DATA UNDER STUDY
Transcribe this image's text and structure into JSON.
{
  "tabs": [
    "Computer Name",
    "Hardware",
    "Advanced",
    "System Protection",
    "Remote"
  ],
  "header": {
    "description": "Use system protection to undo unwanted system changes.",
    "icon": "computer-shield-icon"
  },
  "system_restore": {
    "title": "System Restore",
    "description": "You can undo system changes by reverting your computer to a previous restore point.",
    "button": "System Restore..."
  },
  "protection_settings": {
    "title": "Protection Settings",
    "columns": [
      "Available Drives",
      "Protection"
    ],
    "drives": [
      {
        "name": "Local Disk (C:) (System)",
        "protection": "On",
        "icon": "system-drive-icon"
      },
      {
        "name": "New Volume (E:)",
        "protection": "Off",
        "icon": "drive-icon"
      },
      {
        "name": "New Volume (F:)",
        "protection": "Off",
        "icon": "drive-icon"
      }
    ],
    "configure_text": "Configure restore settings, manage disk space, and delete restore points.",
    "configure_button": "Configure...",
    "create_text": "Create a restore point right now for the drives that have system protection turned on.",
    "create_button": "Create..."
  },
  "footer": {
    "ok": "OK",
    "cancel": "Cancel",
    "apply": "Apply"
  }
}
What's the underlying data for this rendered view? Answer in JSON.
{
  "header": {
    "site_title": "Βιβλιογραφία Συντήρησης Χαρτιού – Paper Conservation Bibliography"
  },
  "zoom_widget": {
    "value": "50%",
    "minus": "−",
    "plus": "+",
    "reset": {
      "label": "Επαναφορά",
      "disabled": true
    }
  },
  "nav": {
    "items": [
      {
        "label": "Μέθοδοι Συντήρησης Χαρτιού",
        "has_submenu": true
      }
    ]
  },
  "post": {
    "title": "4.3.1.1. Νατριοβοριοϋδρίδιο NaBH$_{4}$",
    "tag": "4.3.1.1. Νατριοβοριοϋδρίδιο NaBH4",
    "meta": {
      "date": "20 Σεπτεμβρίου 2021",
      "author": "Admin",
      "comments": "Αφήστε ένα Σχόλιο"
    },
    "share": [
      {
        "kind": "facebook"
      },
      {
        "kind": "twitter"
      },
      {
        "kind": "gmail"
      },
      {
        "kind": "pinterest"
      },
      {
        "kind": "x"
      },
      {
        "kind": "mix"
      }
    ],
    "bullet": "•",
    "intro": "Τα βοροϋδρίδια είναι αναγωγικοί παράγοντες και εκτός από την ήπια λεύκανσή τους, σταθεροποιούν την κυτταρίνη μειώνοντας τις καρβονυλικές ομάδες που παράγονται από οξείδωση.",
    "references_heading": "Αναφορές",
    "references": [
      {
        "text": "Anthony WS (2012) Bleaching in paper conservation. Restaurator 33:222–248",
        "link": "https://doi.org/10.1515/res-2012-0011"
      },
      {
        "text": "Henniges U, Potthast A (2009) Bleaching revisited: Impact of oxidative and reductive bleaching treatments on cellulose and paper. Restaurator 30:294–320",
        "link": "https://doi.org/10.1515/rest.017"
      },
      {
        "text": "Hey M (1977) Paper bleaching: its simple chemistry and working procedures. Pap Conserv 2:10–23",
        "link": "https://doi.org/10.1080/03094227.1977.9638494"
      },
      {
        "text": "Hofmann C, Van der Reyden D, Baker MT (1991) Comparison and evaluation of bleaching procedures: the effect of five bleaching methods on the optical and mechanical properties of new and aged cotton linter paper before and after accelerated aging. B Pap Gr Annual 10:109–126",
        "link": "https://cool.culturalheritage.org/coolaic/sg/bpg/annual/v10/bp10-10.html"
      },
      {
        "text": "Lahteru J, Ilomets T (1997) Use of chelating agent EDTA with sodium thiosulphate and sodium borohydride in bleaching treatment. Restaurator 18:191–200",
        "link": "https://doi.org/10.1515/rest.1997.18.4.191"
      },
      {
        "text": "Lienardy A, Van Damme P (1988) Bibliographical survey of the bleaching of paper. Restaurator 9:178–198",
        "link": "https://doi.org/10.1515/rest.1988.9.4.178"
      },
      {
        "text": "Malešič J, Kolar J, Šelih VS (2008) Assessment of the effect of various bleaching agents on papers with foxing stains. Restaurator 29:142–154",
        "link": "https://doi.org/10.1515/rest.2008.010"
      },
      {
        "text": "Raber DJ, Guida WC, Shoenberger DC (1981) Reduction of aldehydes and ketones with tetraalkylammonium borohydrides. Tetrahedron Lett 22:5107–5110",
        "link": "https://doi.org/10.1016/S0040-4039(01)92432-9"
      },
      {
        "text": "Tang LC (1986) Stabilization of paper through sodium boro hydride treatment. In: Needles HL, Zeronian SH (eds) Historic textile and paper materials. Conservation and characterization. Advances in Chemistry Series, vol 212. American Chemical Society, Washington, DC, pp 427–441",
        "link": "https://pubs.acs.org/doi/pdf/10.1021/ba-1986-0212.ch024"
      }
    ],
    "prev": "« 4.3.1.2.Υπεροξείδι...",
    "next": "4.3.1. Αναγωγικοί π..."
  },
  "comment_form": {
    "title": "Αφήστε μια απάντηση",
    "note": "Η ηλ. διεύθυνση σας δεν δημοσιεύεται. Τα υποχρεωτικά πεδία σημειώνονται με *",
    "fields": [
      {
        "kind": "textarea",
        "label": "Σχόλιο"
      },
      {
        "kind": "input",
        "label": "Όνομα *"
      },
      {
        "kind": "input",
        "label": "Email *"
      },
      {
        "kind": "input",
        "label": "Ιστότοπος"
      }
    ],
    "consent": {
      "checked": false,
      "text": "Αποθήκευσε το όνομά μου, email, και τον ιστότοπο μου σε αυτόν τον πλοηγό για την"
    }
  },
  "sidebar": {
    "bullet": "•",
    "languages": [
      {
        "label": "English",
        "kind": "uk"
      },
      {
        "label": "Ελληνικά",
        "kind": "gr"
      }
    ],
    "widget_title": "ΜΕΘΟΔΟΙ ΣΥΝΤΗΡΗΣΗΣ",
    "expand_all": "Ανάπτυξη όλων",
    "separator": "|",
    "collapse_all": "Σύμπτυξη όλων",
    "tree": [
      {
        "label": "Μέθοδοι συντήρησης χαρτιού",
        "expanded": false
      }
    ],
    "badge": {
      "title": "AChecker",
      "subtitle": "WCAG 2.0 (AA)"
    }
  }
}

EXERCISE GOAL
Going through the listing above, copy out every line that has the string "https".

RESPONSE TO THIS TASK
        "link": "https://doi.org/10.1515/res-2012-0011"
        "link": "https://doi.org/10.1515/rest.017"
        "link": "https://doi.org/10.1080/03094227.1977.9638494"
        "link": "https://cool.culturalheritage.org/coolaic/sg/bpg/annual/v10/bp10-10.html"
        "link": "https://doi.org/10.1515/rest.1997.18.4.191"
        "link": "https://doi.org/10.1515/rest.1988.9.4.178"
        "link": "https://doi.org/10.1515/rest.2008.010"
        "link": "https://doi.org/10.1016/S0040-4039(01)92432-9"
        "link": "https://pubs.acs.org/doi/pdf/10.1021/ba-1986-0212.ch024"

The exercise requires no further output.